About this church
The first church on this site was built in 1693, as a Chapel of Ease to St Bees Priory, becoming a parish in 1867. It was rebuilt and much enlarged in 1883. Fire destroyed the bulk of the church on 31st August 1971. Ultimately only the tower part of the church (which largely escaped the fire) was rebuilt as a combined chapel/cafe.
The rebuilt tower is now a welcoming focal point in the town centre for both locals and visitors.
The original 1693 dedication stone can be seen in the foyer. Some of the fine stained glass survives. Up a rare, left handed spiral staircase there is a historical exhibition, which includes a 13th century piscina found in the grounds.
In an enclosure in the churchyard are the family graves of William Thom(p)son, 86th Archbishop of York. Laid flat in the northeast corner of the churchyard is the gravestone of Richard Wordsworth, a cousin of the poet, and collector of Customs at Whitehaven. At an unknown location in the churchyard is the grave of Mildred Gale, whose grandson, George Washington was President of the United States. In the SE corner of the churchyard there is an obelisk to all the children who died in the Whitehaven Mines, and there is a mosaic of the mines on the former church nave in the shape of a pit wheel, with a representation of the Edward Medal (the Miners VC) at the centre. Inside the chapel is a Memorial Book to all who lost their lives in the many accidents in 400 years of mining locally.

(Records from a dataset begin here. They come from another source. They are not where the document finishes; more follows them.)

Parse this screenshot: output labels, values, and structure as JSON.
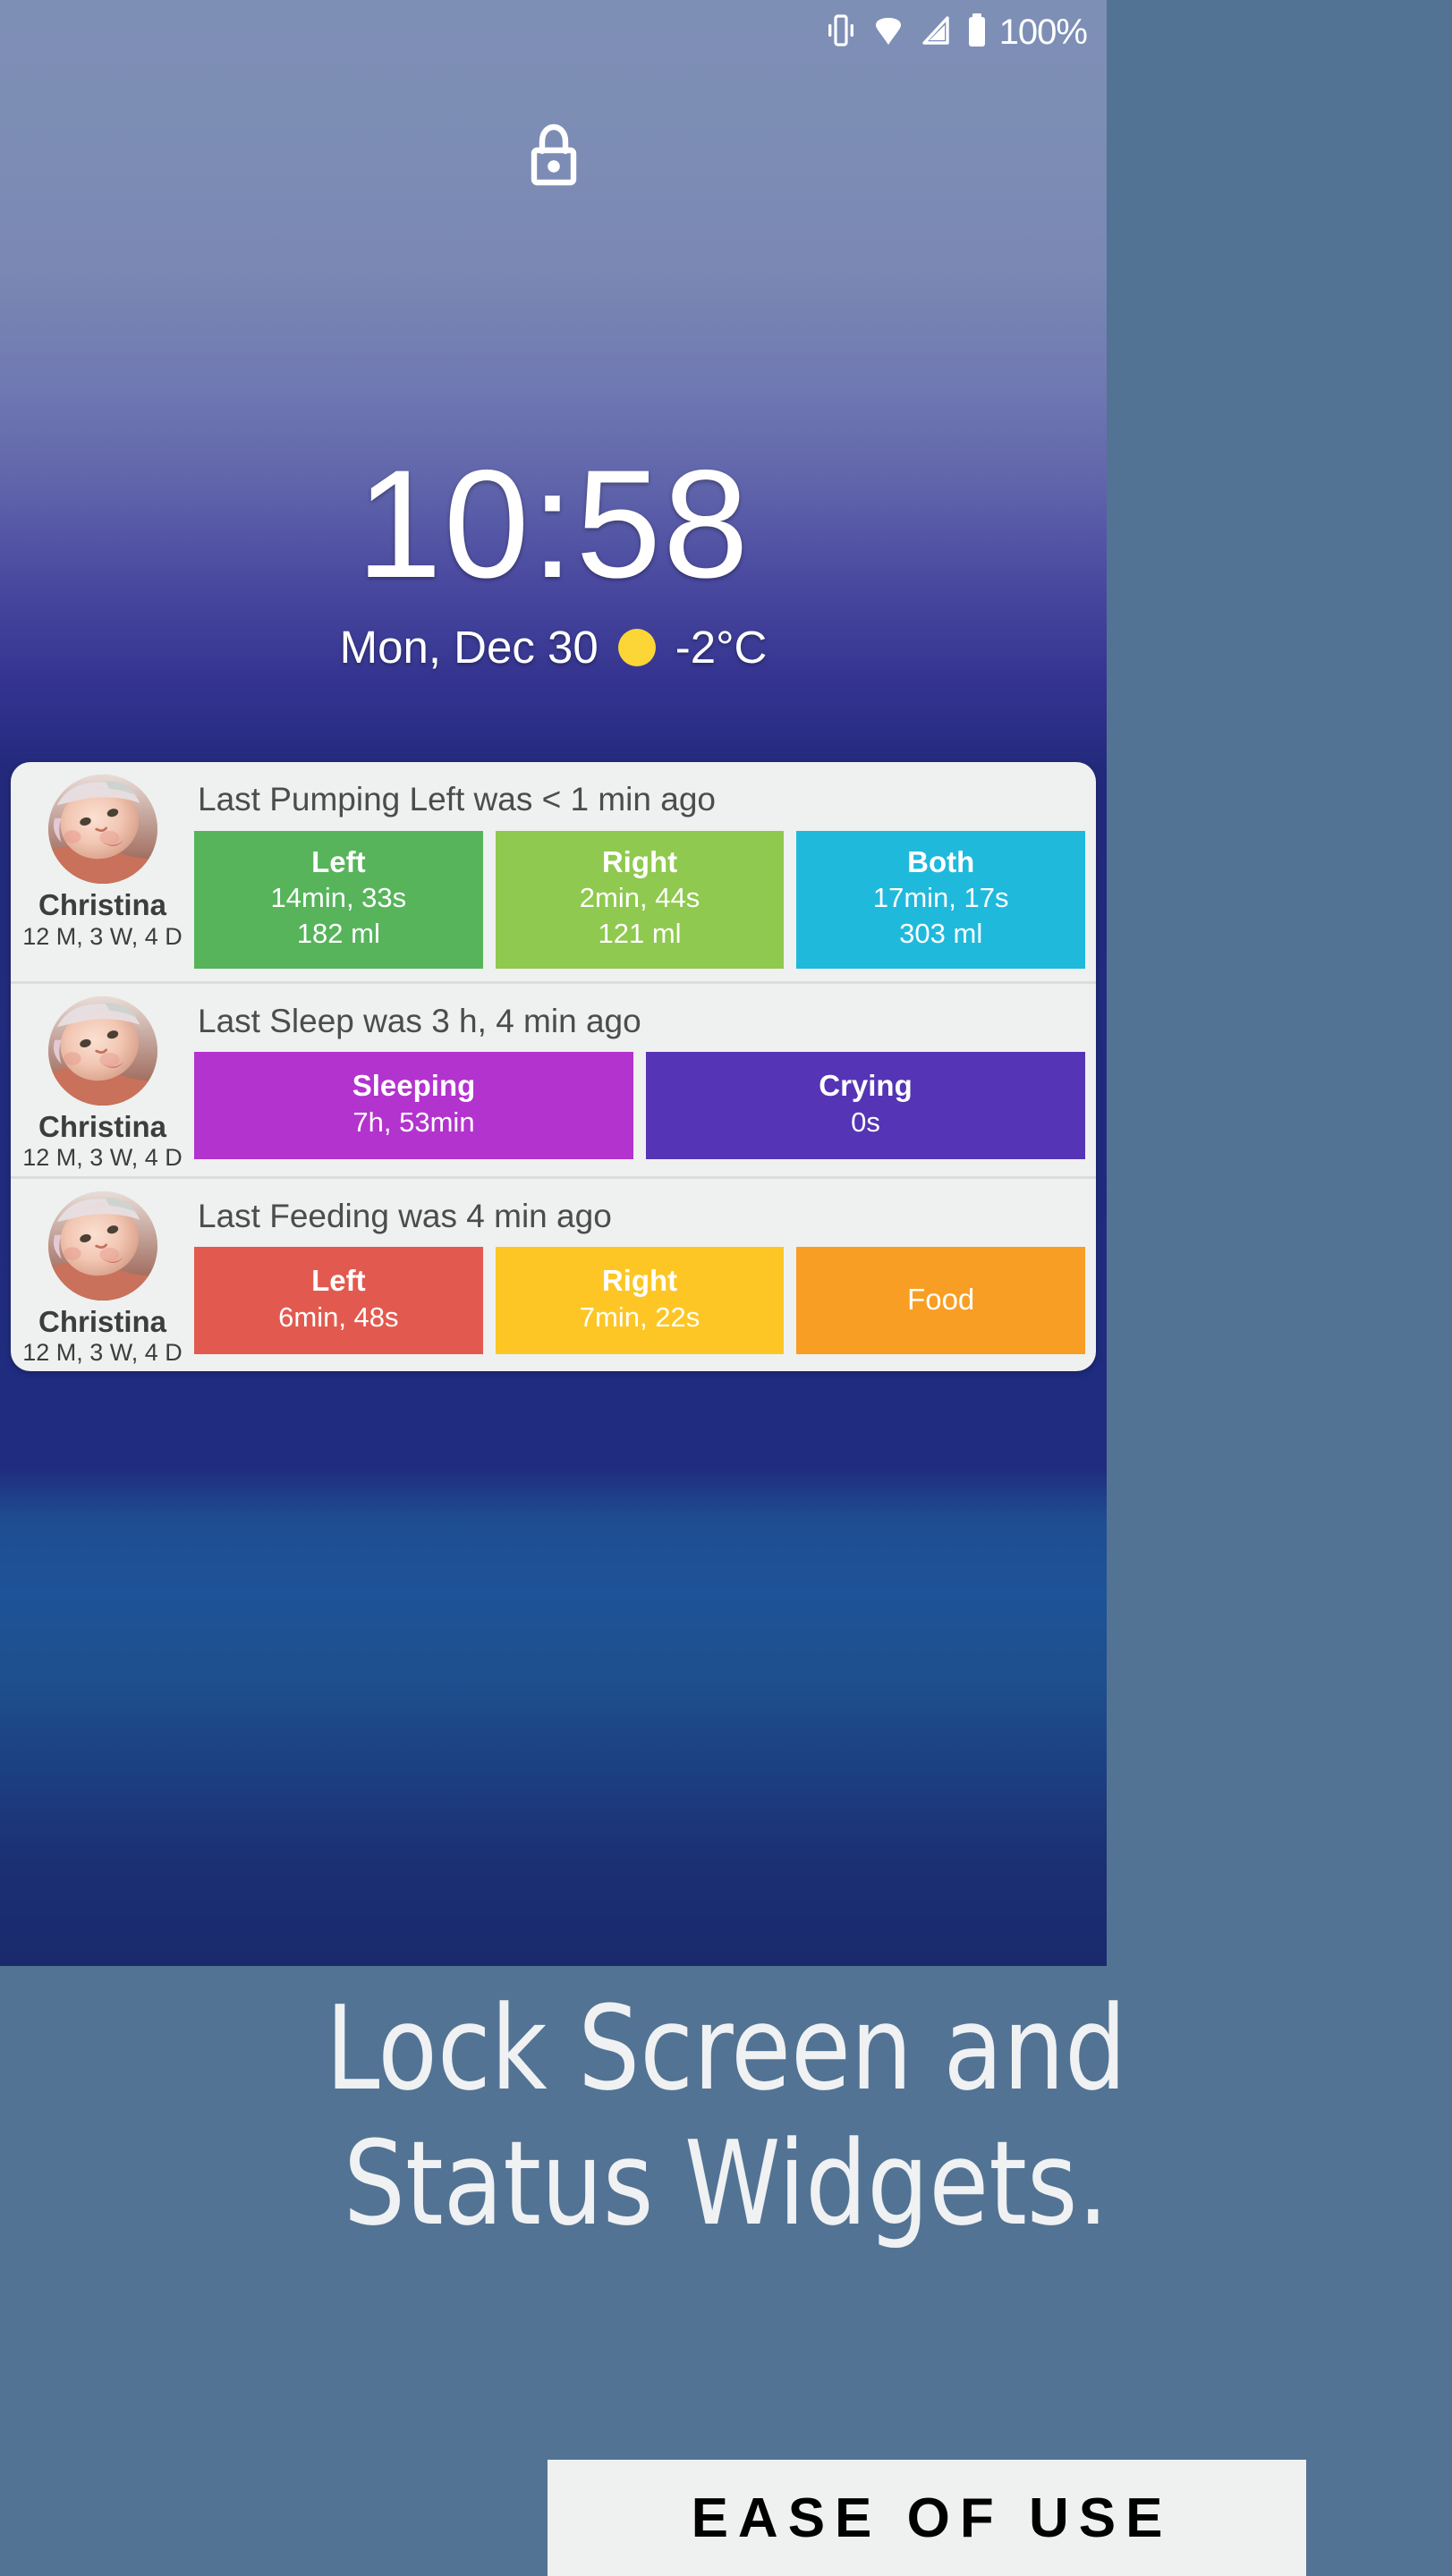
{
  "status_bar": {
    "battery_percent": "100%",
    "icons": [
      "vibrate-icon",
      "wifi-icon",
      "cell-signal-icon",
      "battery-icon"
    ]
  },
  "lock_screen": {
    "lock_icon": "lock-icon",
    "time": "10:58",
    "date": "Mon, Dec 30",
    "weather_icon": "sun-icon",
    "temperature": "-2°C"
  },
  "widget": {
    "rows": [
      {
        "title": "Last Pumping Left was < 1 min ago",
        "child": {
          "name": "Christina",
          "age": "12 M, 3 W, 4 D",
          "avatar": "baby-avatar"
        },
        "tiles": [
          {
            "label": "Left",
            "value1": "14min, 33s",
            "value2": "182 ml",
            "color": "#57b45b"
          },
          {
            "label": "Right",
            "value1": "2min, 44s",
            "value2": "121 ml",
            "color": "#8fc94f"
          },
          {
            "label": "Both",
            "value1": "17min, 17s",
            "value2": "303 ml",
            "color": "#1fb9dc"
          }
        ]
      },
      {
        "title": "Last Sleep was 3 h,  4 min ago",
        "child": {
          "name": "Christina",
          "age": "12 M, 3 W, 4 D",
          "avatar": "baby-avatar"
        },
        "tiles": [
          {
            "label": "Sleeping",
            "value1": "7h, 53min",
            "value2": "",
            "color": "#b333ce"
          },
          {
            "label": "Crying",
            "value1": "0s",
            "value2": "",
            "color": "#5534b5"
          }
        ]
      },
      {
        "title": "Last Feeding was  4 min ago",
        "child": {
          "name": "Christina",
          "age": "12 M, 3 W, 4 D",
          "avatar": "baby-avatar"
        },
        "tiles": [
          {
            "label": "Left",
            "value1": "6min, 48s",
            "value2": "",
            "color": "#e25a4f"
          },
          {
            "label": "Right",
            "value1": "7min, 22s",
            "value2": "",
            "color": "#fdc625"
          },
          {
            "label": "Food",
            "value1": "",
            "value2": "",
            "color": "#f99e24",
            "plain": true
          }
        ]
      }
    ]
  },
  "caption": {
    "line1": "Lock Screen and",
    "line2": "Status Widgets."
  },
  "badge": {
    "text": "EASE OF USE"
  },
  "colors": {
    "page_background": "#527394",
    "card_background": "#eff0f0",
    "accent_sun": "#fcd536"
  }
}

In 1920 the churchyard was laid out as an ornamental garden which has won many Britain in Bloom Prizes.
The glass screens between the chapel and the cafe area and between the building and the nave area are outstanding examples of modern glass engraving by Sally Scott and David Peace, which repay close inspection.